■ **PROBLEM TO SOLVE**
Number of lines below with the word "rilascio": state it and write nothing more.

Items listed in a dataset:
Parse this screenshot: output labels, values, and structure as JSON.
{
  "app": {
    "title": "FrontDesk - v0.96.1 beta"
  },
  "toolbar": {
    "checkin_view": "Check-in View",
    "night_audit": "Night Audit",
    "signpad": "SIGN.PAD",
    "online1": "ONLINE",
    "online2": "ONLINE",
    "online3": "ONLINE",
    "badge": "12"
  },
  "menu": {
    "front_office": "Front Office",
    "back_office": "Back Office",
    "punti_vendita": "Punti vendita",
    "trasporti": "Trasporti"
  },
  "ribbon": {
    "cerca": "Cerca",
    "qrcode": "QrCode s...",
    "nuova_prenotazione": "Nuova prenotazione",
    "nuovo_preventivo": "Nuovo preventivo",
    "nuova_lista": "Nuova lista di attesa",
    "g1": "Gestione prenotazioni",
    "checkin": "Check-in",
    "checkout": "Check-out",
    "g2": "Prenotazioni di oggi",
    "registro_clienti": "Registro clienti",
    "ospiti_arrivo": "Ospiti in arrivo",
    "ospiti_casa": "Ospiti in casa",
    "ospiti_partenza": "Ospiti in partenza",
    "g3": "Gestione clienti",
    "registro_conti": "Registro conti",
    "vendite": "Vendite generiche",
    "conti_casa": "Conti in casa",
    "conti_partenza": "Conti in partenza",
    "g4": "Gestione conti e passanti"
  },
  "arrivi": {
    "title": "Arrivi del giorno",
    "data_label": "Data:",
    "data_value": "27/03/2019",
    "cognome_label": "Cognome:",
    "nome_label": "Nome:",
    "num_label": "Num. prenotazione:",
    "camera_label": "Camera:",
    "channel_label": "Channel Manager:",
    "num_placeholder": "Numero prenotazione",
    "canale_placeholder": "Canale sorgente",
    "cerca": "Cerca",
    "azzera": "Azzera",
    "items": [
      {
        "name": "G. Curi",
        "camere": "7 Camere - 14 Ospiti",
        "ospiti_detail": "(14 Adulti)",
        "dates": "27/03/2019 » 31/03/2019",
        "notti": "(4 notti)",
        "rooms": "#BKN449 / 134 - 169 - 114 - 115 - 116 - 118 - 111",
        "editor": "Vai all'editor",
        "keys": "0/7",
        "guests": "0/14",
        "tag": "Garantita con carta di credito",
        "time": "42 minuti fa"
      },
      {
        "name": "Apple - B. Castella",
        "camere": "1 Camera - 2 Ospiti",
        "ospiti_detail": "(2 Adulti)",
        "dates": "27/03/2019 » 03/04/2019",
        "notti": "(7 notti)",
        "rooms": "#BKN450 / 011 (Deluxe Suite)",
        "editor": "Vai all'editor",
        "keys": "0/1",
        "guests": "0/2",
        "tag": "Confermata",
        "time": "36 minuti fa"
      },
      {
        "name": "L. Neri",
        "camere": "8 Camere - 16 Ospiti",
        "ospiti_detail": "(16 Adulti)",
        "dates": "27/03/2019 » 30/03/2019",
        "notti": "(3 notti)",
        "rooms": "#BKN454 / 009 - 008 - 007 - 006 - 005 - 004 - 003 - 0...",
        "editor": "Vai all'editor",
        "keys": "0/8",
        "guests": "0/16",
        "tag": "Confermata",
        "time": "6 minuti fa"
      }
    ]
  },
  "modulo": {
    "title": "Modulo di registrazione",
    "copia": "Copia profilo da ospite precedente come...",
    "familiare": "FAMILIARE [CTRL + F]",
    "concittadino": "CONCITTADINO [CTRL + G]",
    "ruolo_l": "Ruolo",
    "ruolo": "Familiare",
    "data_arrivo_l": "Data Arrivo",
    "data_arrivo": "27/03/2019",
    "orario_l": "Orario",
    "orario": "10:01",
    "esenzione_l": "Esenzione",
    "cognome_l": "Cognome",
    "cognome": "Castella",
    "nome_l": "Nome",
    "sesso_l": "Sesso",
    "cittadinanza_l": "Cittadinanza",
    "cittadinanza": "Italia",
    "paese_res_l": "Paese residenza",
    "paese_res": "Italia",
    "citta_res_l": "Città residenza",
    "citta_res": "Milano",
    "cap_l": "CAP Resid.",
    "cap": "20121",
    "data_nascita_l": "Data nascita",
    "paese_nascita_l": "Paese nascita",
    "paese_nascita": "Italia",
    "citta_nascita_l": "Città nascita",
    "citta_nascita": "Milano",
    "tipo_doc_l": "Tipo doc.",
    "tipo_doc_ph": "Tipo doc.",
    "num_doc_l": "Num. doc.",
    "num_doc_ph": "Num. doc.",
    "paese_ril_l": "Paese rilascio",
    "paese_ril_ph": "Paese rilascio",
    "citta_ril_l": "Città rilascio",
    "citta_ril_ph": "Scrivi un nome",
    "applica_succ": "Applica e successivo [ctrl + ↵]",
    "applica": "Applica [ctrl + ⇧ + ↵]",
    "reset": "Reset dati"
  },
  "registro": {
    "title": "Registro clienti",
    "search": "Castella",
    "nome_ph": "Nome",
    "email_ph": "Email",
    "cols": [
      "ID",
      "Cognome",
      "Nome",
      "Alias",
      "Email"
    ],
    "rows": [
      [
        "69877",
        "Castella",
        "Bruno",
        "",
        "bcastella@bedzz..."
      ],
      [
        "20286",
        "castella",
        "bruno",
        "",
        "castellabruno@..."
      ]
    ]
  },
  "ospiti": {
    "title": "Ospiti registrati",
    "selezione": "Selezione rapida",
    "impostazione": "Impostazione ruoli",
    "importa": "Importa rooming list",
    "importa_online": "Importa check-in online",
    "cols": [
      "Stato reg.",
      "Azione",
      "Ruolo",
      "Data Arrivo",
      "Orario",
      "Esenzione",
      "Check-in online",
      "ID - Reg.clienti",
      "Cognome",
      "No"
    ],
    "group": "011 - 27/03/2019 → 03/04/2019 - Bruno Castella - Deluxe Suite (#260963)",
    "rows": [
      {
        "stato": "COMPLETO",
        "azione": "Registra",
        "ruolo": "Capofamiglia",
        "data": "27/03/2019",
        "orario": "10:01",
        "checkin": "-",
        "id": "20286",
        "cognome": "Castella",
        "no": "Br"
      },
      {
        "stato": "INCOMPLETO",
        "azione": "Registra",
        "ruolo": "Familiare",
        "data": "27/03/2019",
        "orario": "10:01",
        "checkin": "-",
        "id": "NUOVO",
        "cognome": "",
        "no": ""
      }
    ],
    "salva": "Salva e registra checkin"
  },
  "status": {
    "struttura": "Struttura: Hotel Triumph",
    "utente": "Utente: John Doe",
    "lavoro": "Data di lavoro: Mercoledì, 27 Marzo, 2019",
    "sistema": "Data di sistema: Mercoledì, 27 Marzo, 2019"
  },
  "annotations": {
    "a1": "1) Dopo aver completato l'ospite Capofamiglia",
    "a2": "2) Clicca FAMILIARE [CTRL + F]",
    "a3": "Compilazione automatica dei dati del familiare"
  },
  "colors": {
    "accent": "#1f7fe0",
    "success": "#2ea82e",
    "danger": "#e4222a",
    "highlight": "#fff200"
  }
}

■ **FINISHED TASK**
3